In 1901, a northern Italian immigrant radical named Gaetano Bresci, who was living in Paterson, New Jersey, took a boat to Italy and assassinated King Umberto I.
Throughout the 1920s, members of this same Italian immigrant anarchist group, known as the Galleanisti, engaged in terrorist acts in the United States, protesting labor conditions. In 1919, 36 bombs were mailed to various politicians. Fortunately, most of these did not detonate, but lives were lost. In the same year, bombs went off in eight American cities, destroying homes of federal judges. In 1920, one of these Italian immigrant anarchists guided a horse-drawn cart loaded with dynamite to the heart of the financial district on Wall Street, instantly ending the lives of 38 innocent people and injuring scores of others.
The U.S. government deported the perpetrators. Law-abiding immigrants were not rounded up, nor did they close off the gates of Ellis Island to those coming here, at least not yet.
In fact, in 1919 and 1920, the flow of immigrants from Italy reached its peak of 2 million people annually.
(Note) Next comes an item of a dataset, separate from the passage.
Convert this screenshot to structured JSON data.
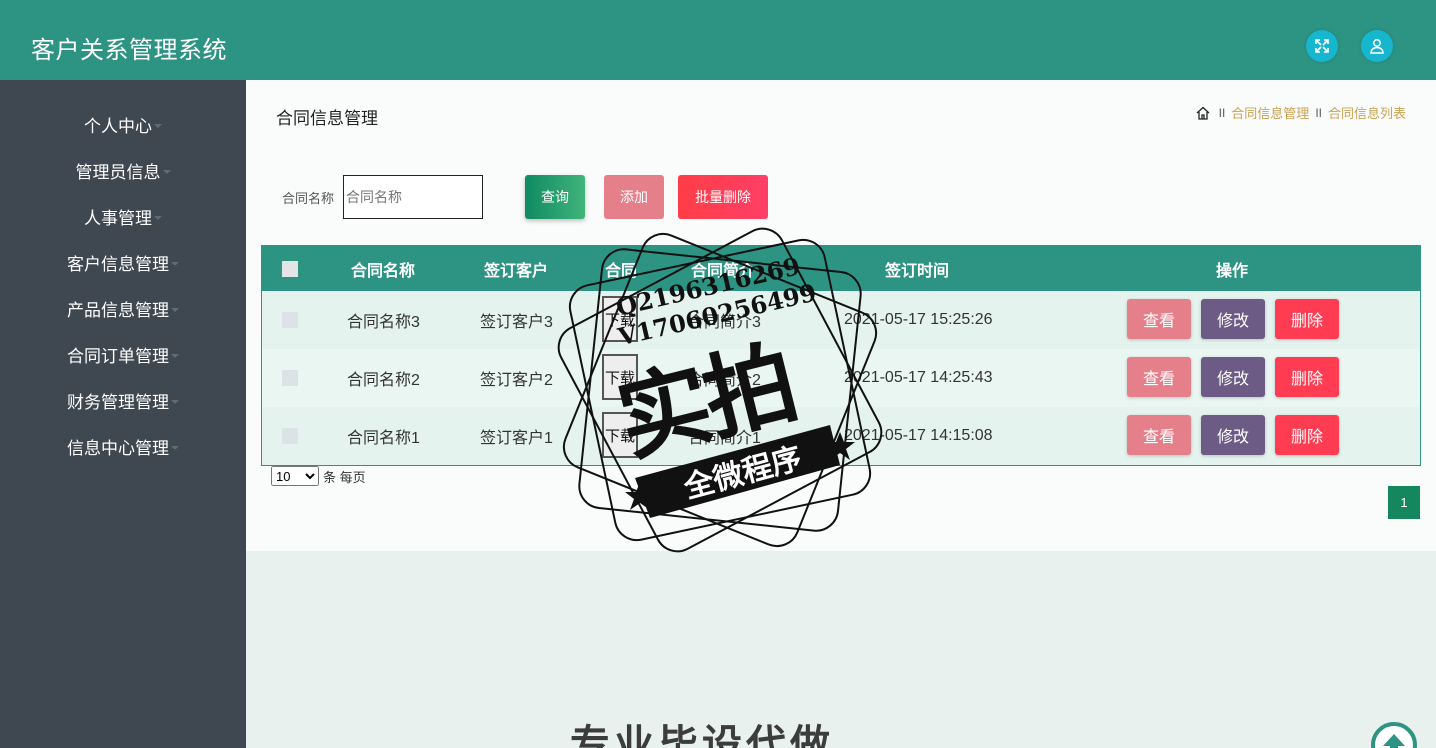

This wave included my grandparents, who arrived in 1921. My grandmother, Olga Giovannoni, was from Carrara, Italy, which even today is known as the anarchist capital of the world. While 99 percent of the members of Galleanisti do not advocate for violence to achieve their political goals, nevertheless, even in the early part of the 20th century, northern Italy was where the radical element was born.
My great-grandfather, a marble carver who emigrated to the United States in the early 1900s, was a member. He marched; he protested the horrible discriminatory labor practices of the day. To my knowledge, he did not blow up anything. He believed in vigorous, but peaceful demonstration.
In 1924, an immigration act was passed to limit the number of people allowed to enter the United States from southern European countries. The belief at that time was that Italians were feeble-minded and, of course, dangerous.
Twenty years later, they, like the Japanese, were put into camps, branded as enemy aliens because they were not naturalized citizens. This included Dr. Vincent Lapenta of Indianapolis, an Italian immigrant.
Lapenta was a prominent doctor and surgeon. He was responsible for inventing a serum that stopped the bleeding of soldiers injured during the first World War, and was decorated for this as a hero. He was my family’s physician. Nonetheless, he was arrested and kept at Fort Benjamin Harrison, a humiliating experience from which he never recovered.
The internment of Italian and Japanese during World War II is considered by most people today a stain on our history—a case where fear became blind fear.
The radical fringe element is attached to every religion and political group from the KKK’s version of Christianity to the ISIS vision of Islam. Let’s learn from history. Let’s not allow our efforts to protect the world from violence punish and alienate the other 99.9 percent who see the United States as a beacon for freedom and seek to positively contribute to this country.•
Faenzi is the author of the historical novel, “The Stonecutter’s Aria,” based on her Italian immigrant ancestors who settled in Indiana.